▸ **PROBLEM DESCRIPTION**: Every line that contains "Season" must be located and copied from the data.

(Items from an interface collection)
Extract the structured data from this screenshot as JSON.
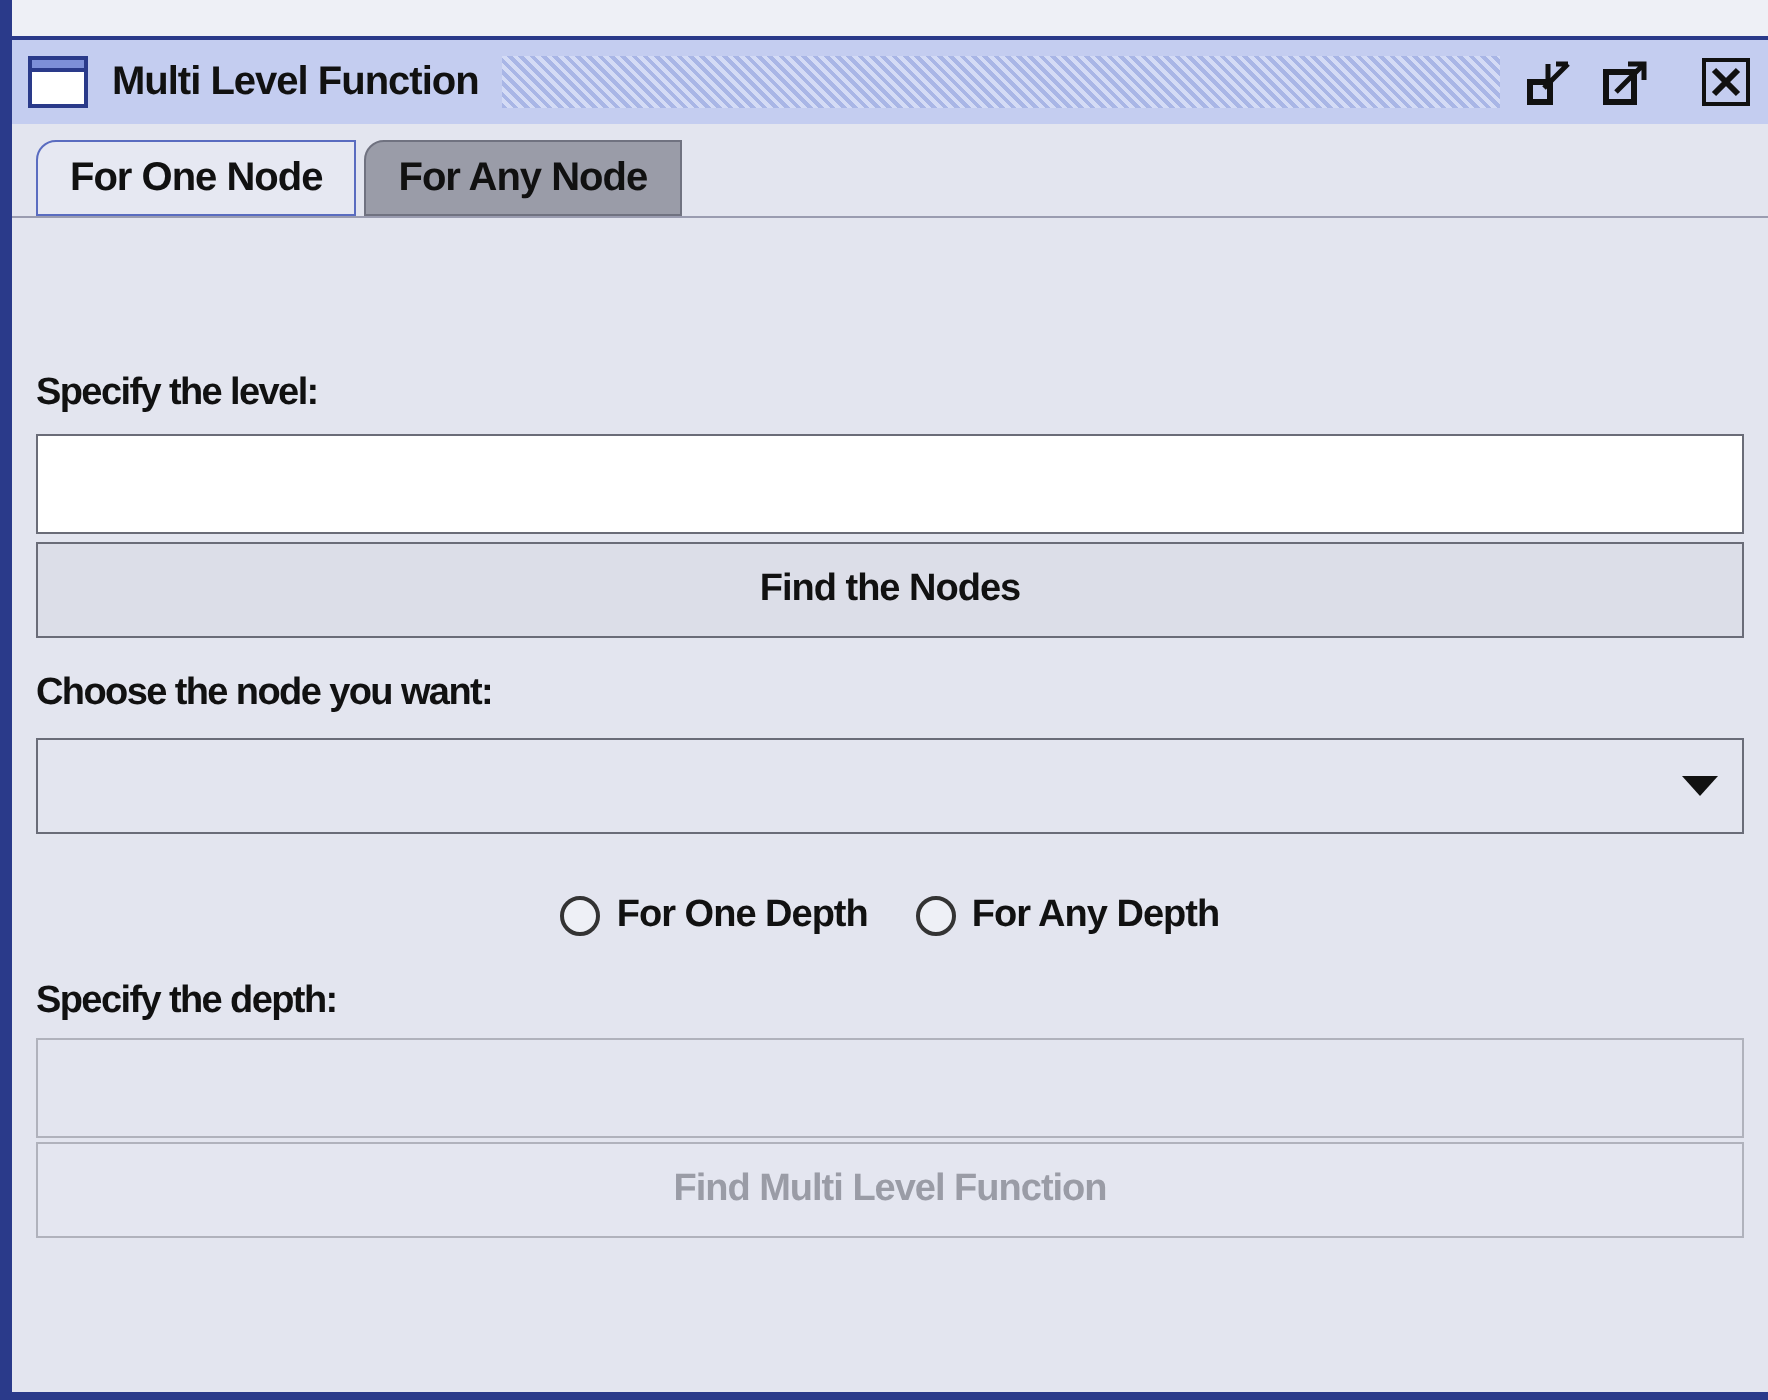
{
  "window": {
    "title": "Multi Level Function"
  },
  "tabs": [
    {
      "label": "For One Node",
      "selected": true
    },
    {
      "label": "For Any Node",
      "selected": false
    }
  ],
  "level": {
    "label": "Specify the level:"
  },
  "find_nodes_button": {
    "label": "Find the Nodes",
    "disabled": false
  },
  "node": {
    "label": "Choose the node you want:"
  },
  "depth_options": [
    {
      "label": "For One Depth",
      "selected": false
    },
    {
      "label": "For Any Depth",
      "selected": false
    }
  ],
  "depth": {
    "label": "Specify the depth:",
    "disabled": true
  },
  "find_function_button": {
    "label": "Find Multi Level Function",
    "disabled": true
  }
}
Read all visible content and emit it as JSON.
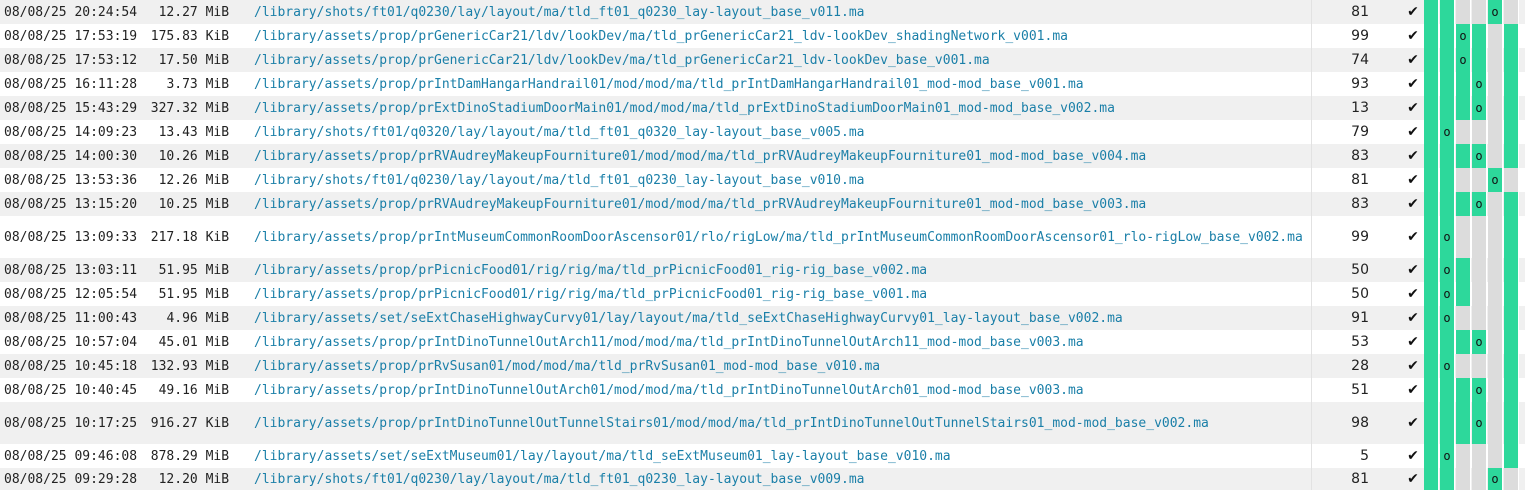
{
  "colors": {
    "green": "#2dd89b",
    "gray": "#dcdcdc",
    "link": "#1a7fa8"
  },
  "rows": [
    {
      "datetime": "08/08/25 20:24:54",
      "size": "12.27 MiB",
      "path": "/library/shots/ft01/q0230/lay/layout/ma/tld_ft01_q0230_lay-layout_base_v011.ma",
      "count": "81",
      "check": "✔",
      "cells": [
        "g",
        "g",
        "x",
        "x",
        "o",
        "x"
      ]
    },
    {
      "datetime": "08/08/25 17:53:19",
      "size": "175.83 KiB",
      "path": "/library/assets/prop/prGenericCar21/ldv/lookDev/ma/tld_prGenericCar21_ldv-lookDev_shadingNetwork_v001.ma",
      "count": "99",
      "check": "✔",
      "cells": [
        "g",
        "g",
        "o",
        "g",
        "x",
        "g"
      ]
    },
    {
      "datetime": "08/08/25 17:53:12",
      "size": "17.50 MiB",
      "path": "/library/assets/prop/prGenericCar21/ldv/lookDev/ma/tld_prGenericCar21_ldv-lookDev_base_v001.ma",
      "count": "74",
      "check": "✔",
      "cells": [
        "g",
        "g",
        "o",
        "g",
        "x",
        "g"
      ]
    },
    {
      "datetime": "08/08/25 16:11:28",
      "size": "3.73 MiB",
      "path": "/library/assets/prop/prIntDamHangarHandrail01/mod/mod/ma/tld_prIntDamHangarHandrail01_mod-mod_base_v001.ma",
      "count": "93",
      "check": "✔",
      "cells": [
        "g",
        "g",
        "g",
        "o",
        "x",
        "g"
      ]
    },
    {
      "datetime": "08/08/25 15:43:29",
      "size": "327.32 MiB",
      "path": "/library/assets/prop/prExtDinoStadiumDoorMain01/mod/mod/ma/tld_prExtDinoStadiumDoorMain01_mod-mod_base_v002.ma",
      "count": "13",
      "check": "✔",
      "cells": [
        "g",
        "g",
        "g",
        "o",
        "x",
        "g"
      ]
    },
    {
      "datetime": "08/08/25 14:09:23",
      "size": "13.43 MiB",
      "path": "/library/shots/ft01/q0320/lay/layout/ma/tld_ft01_q0320_lay-layout_base_v005.ma",
      "count": "79",
      "check": "✔",
      "cells": [
        "g",
        "o",
        "x",
        "x",
        "x",
        "g"
      ]
    },
    {
      "datetime": "08/08/25 14:00:30",
      "size": "10.26 MiB",
      "path": "/library/assets/prop/prRVAudreyMakeupFourniture01/mod/mod/ma/tld_prRVAudreyMakeupFourniture01_mod-mod_base_v004.ma",
      "count": "83",
      "check": "✔",
      "cells": [
        "g",
        "g",
        "g",
        "o",
        "x",
        "g"
      ]
    },
    {
      "datetime": "08/08/25 13:53:36",
      "size": "12.26 MiB",
      "path": "/library/shots/ft01/q0230/lay/layout/ma/tld_ft01_q0230_lay-layout_base_v010.ma",
      "count": "81",
      "check": "✔",
      "cells": [
        "g",
        "g",
        "x",
        "x",
        "o",
        "x"
      ]
    },
    {
      "datetime": "08/08/25 13:15:20",
      "size": "10.25 MiB",
      "path": "/library/assets/prop/prRVAudreyMakeupFourniture01/mod/mod/ma/tld_prRVAudreyMakeupFourniture01_mod-mod_base_v003.ma",
      "count": "83",
      "check": "✔",
      "cells": [
        "g",
        "g",
        "g",
        "o",
        "x",
        "g"
      ]
    },
    {
      "datetime": "08/08/25 13:09:33",
      "size": "217.18 KiB",
      "path": "/library/assets/prop/prIntMuseumCommonRoomDoorAscensor01/rlo/rigLow/ma/tld_prIntMuseumCommonRoomDoorAscensor01_rlo-rigLow_base_v002.ma",
      "count": "99",
      "check": "✔",
      "cells": [
        "g",
        "o",
        "x",
        "x",
        "x",
        "g"
      ]
    },
    {
      "datetime": "08/08/25 13:03:11",
      "size": "51.95 MiB",
      "path": "/library/assets/prop/prPicnicFood01/rig/rig/ma/tld_prPicnicFood01_rig-rig_base_v002.ma",
      "count": "50",
      "check": "✔",
      "cells": [
        "g",
        "o",
        "g",
        "x",
        "x",
        "g"
      ]
    },
    {
      "datetime": "08/08/25 12:05:54",
      "size": "51.95 MiB",
      "path": "/library/assets/prop/prPicnicFood01/rig/rig/ma/tld_prPicnicFood01_rig-rig_base_v001.ma",
      "count": "50",
      "check": "✔",
      "cells": [
        "g",
        "o",
        "g",
        "x",
        "x",
        "g"
      ]
    },
    {
      "datetime": "08/08/25 11:00:43",
      "size": "4.96 MiB",
      "path": "/library/assets/set/seExtChaseHighwayCurvy01/lay/layout/ma/tld_seExtChaseHighwayCurvy01_lay-layout_base_v002.ma",
      "count": "91",
      "check": "✔",
      "cells": [
        "g",
        "o",
        "x",
        "x",
        "x",
        "g"
      ]
    },
    {
      "datetime": "08/08/25 10:57:04",
      "size": "45.01 MiB",
      "path": "/library/assets/prop/prIntDinoTunnelOutArch11/mod/mod/ma/tld_prIntDinoTunnelOutArch11_mod-mod_base_v003.ma",
      "count": "53",
      "check": "✔",
      "cells": [
        "g",
        "g",
        "g",
        "o",
        "x",
        "g"
      ]
    },
    {
      "datetime": "08/08/25 10:45:18",
      "size": "132.93 MiB",
      "path": "/library/assets/prop/prRvSusan01/mod/mod/ma/tld_prRvSusan01_mod-mod_base_v010.ma",
      "count": "28",
      "check": "✔",
      "cells": [
        "g",
        "o",
        "x",
        "x",
        "x",
        "g"
      ]
    },
    {
      "datetime": "08/08/25 10:40:45",
      "size": "49.16 MiB",
      "path": "/library/assets/prop/prIntDinoTunnelOutArch01/mod/mod/ma/tld_prIntDinoTunnelOutArch01_mod-mod_base_v003.ma",
      "count": "51",
      "check": "✔",
      "cells": [
        "g",
        "g",
        "g",
        "o",
        "x",
        "g"
      ]
    },
    {
      "datetime": "08/08/25 10:17:25",
      "size": "916.27 KiB",
      "path": "/library/assets/prop/prIntDinoTunnelOutTunnelStairs01/mod/mod/ma/tld_prIntDinoTunnelOutTunnelStairs01_mod-mod_base_v002.ma",
      "count": "98",
      "check": "✔",
      "cells": [
        "g",
        "g",
        "g",
        "o",
        "x",
        "g"
      ]
    },
    {
      "datetime": "08/08/25 09:46:08",
      "size": "878.29 MiB",
      "path": "/library/assets/set/seExtMuseum01/lay/layout/ma/tld_seExtMuseum01_lay-layout_base_v010.ma",
      "count": "5",
      "check": "✔",
      "cells": [
        "g",
        "o",
        "x",
        "x",
        "x",
        "g"
      ]
    },
    {
      "datetime": "08/08/25 09:29:28",
      "size": "12.20 MiB",
      "path": "/library/shots/ft01/q0230/lay/layout/ma/tld_ft01_q0230_lay-layout_base_v009.ma",
      "count": "81",
      "check": "✔",
      "cells": [
        "g",
        "g",
        "x",
        "x",
        "o",
        "x"
      ]
    }
  ]
}
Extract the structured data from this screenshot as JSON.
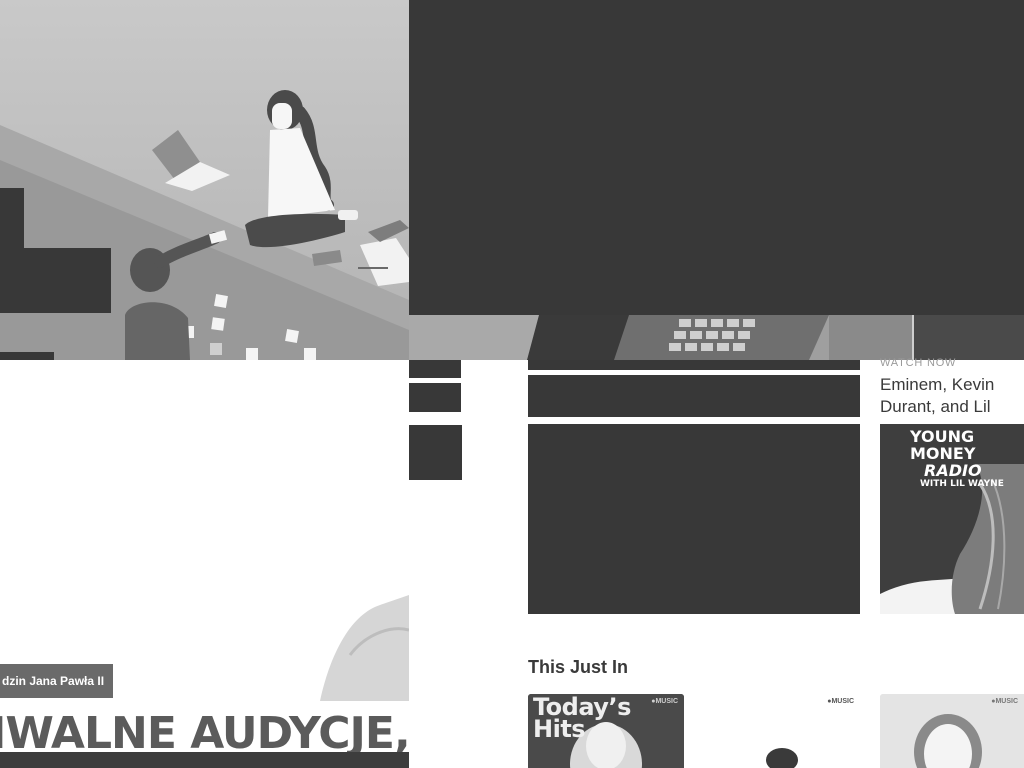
{
  "hero": {
    "kicker": "WATCH NOW",
    "title": "Eminem, Kevin Durant, and Lil Wayne’s livestream"
  },
  "radio_card": {
    "line1": "YOUNG MONEY",
    "line2": "RADIO",
    "line3": "WITH LIL WAYNE"
  },
  "section": {
    "title": "This Just In"
  },
  "tiles": [
    {
      "title": "Today’s Hits",
      "brand": "MUSIC"
    },
    {
      "title": "",
      "brand": "MUSIC"
    },
    {
      "title": "",
      "brand": "MUSIC"
    }
  ],
  "promo": {
    "badge": "dzin Jana Pawła II",
    "headline": "IWALNE AUDYCJE, R"
  },
  "colors": {
    "dark_panel": "#383838",
    "page_bg": "#ffffff",
    "muted_text": "#9a9a9a",
    "heading_text": "#3a3a3a"
  },
  "icons": [
    "apple-music-logo-icon"
  ]
}
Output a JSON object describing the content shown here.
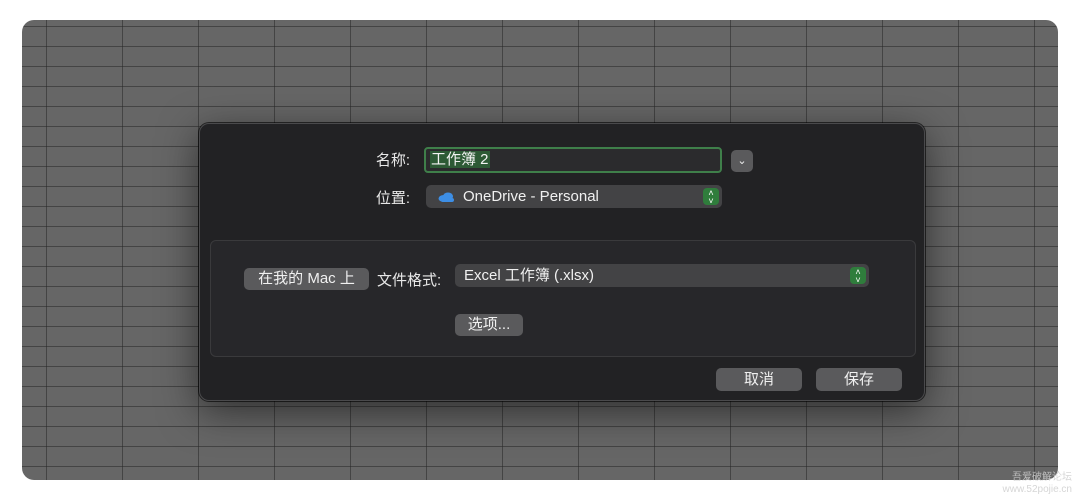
{
  "dialog": {
    "name_label": "名称:",
    "name_value": "工作簿 2",
    "location_label": "位置:",
    "location_value": "OneDrive - Personal",
    "location_icon": "onedrive-cloud-icon",
    "on_my_mac_button": "在我的 Mac 上",
    "file_format_label": "文件格式:",
    "file_format_value": "Excel 工作簿 (.xlsx)",
    "options_button": "选项...",
    "cancel_button": "取消",
    "save_button": "保存"
  },
  "watermark": {
    "line1": "吾爱破解论坛",
    "line2": "www.52pojie.cn"
  },
  "colors": {
    "dialog_bg": "#222224",
    "accent_green": "#2f7d3c",
    "focus_ring": "#3f7f4a",
    "onedrive_blue": "#3d8ee5"
  }
}
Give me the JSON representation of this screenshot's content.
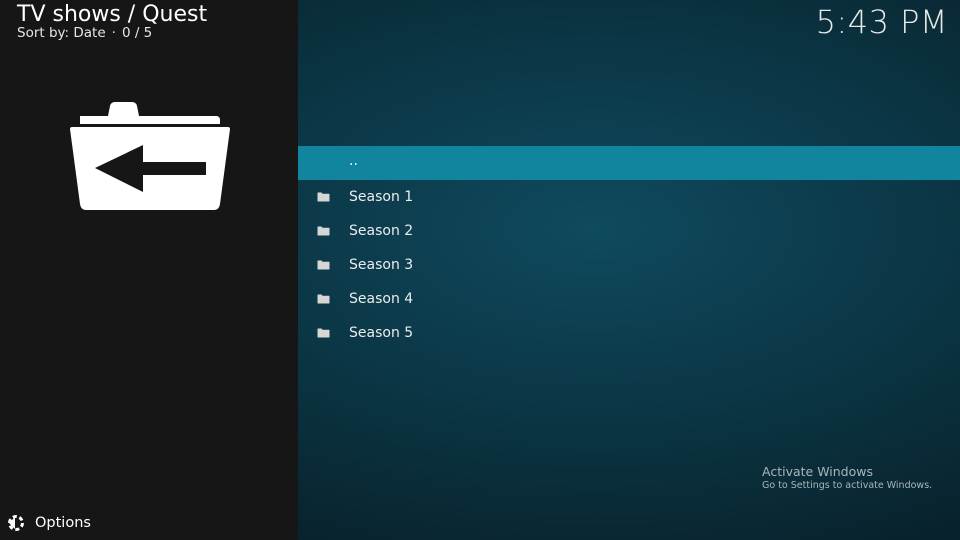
{
  "header": {
    "title": "TV shows / Quest",
    "sort_label": "Sort by: Date",
    "separator": "·",
    "count": "0 / 5"
  },
  "clock": "5:43 PM",
  "thumbnail": {
    "icon": "folder-back-icon"
  },
  "list": {
    "parent": "..",
    "items": [
      {
        "label": "Season 1",
        "icon": "folder-icon"
      },
      {
        "label": "Season 2",
        "icon": "folder-icon"
      },
      {
        "label": "Season 3",
        "icon": "folder-icon"
      },
      {
        "label": "Season 4",
        "icon": "folder-icon"
      },
      {
        "label": "Season 5",
        "icon": "folder-icon"
      }
    ]
  },
  "options": {
    "label": "Options",
    "icon": "options-icon"
  },
  "watermark": {
    "title": "Activate Windows",
    "subtitle": "Go to Settings to activate Windows."
  },
  "colors": {
    "focus_bar": "#12859e",
    "left_panel": "#161616",
    "background": "#0b3746"
  }
}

▸ **YOUR RESPONSE**:
        "label": "Season 1",
        "label": "Season 2",
        "label": "Season 3",
        "label": "Season 4",
        "label": "Season 5",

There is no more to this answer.